Segment Open
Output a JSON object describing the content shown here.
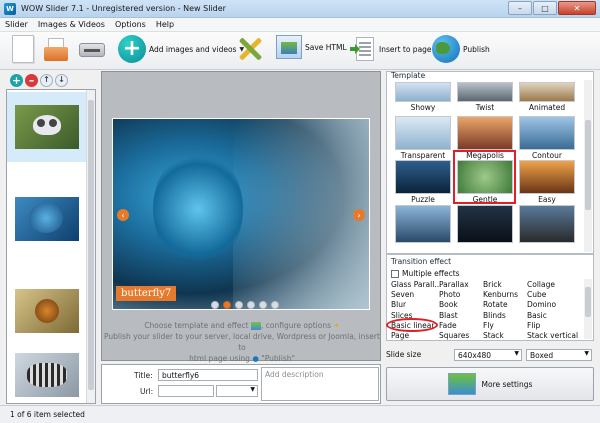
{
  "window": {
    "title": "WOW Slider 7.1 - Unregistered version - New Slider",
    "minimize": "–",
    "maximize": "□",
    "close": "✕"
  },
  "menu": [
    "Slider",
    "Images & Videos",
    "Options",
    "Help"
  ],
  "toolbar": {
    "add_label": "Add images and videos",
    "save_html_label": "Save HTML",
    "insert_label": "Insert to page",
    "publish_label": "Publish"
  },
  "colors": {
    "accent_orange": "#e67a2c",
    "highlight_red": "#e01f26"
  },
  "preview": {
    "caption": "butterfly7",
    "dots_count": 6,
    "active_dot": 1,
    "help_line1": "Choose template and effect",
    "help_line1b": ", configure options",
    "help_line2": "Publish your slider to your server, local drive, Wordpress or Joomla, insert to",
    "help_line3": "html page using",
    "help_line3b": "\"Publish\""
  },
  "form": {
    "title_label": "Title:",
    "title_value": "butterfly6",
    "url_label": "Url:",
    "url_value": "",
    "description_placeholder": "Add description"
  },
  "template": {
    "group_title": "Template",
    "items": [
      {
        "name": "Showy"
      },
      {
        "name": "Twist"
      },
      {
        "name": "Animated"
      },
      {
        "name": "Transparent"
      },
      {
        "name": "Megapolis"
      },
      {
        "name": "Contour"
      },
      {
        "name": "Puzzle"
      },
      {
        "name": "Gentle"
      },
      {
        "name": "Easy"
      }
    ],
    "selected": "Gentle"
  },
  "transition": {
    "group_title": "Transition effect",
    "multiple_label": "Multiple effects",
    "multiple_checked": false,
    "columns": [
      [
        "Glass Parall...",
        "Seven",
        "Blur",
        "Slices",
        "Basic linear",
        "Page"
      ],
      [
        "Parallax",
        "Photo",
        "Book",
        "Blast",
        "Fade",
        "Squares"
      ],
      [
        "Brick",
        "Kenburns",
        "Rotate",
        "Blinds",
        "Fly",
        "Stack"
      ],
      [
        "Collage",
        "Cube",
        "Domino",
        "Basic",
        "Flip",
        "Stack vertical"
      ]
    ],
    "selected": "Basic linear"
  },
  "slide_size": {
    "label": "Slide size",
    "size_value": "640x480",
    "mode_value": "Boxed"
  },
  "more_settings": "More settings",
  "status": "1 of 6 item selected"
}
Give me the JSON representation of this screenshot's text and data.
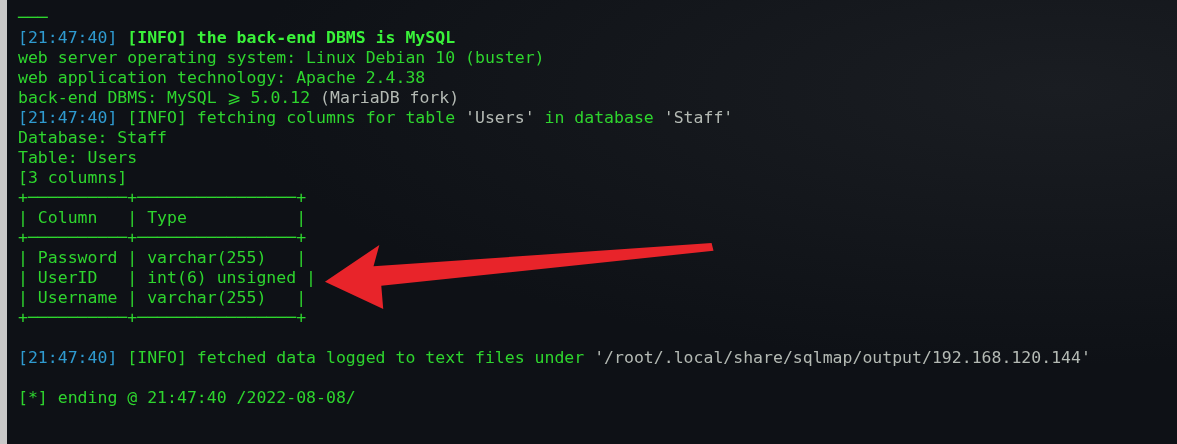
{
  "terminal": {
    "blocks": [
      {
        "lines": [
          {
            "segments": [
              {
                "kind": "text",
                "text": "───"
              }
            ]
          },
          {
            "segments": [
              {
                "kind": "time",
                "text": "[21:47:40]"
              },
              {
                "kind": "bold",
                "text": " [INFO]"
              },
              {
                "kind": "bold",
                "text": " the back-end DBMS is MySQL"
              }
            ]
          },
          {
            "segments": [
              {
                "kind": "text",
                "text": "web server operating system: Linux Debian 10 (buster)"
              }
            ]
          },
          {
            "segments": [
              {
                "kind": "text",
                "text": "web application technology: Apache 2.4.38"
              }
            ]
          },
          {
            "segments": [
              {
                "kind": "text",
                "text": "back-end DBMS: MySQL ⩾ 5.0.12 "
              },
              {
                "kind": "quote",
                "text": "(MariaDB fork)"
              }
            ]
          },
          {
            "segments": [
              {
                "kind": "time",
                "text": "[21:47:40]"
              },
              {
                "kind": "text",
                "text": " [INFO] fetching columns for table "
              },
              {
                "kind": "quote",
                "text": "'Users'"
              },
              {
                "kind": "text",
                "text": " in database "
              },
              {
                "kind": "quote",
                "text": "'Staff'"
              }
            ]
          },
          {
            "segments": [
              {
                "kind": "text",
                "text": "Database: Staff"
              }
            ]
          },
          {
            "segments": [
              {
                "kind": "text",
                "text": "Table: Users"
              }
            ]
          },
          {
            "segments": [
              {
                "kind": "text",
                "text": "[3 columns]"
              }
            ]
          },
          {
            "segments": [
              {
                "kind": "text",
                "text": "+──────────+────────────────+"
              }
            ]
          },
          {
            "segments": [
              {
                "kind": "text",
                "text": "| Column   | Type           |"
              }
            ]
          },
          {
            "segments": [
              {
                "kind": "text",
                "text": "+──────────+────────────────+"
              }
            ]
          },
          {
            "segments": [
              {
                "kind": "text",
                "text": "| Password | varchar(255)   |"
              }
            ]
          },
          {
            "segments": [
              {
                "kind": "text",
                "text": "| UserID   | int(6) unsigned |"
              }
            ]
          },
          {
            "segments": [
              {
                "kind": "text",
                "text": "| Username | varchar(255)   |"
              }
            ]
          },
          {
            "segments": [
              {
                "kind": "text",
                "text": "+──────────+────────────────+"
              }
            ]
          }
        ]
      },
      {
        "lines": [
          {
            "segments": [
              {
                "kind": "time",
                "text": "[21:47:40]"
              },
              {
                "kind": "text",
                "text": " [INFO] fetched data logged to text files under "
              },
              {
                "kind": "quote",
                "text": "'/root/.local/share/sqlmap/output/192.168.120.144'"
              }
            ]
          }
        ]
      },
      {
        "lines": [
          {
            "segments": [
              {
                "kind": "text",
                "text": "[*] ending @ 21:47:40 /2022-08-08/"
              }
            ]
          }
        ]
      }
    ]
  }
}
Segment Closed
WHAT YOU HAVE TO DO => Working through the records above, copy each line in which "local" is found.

WRITTEN REPLY =>
    "help_line2": "Publish your slider to your server, local drive, Wordpress or Joomla, insert to",
                "text": "'/root/.local/share/sqlmap/output/192.168.120.144'"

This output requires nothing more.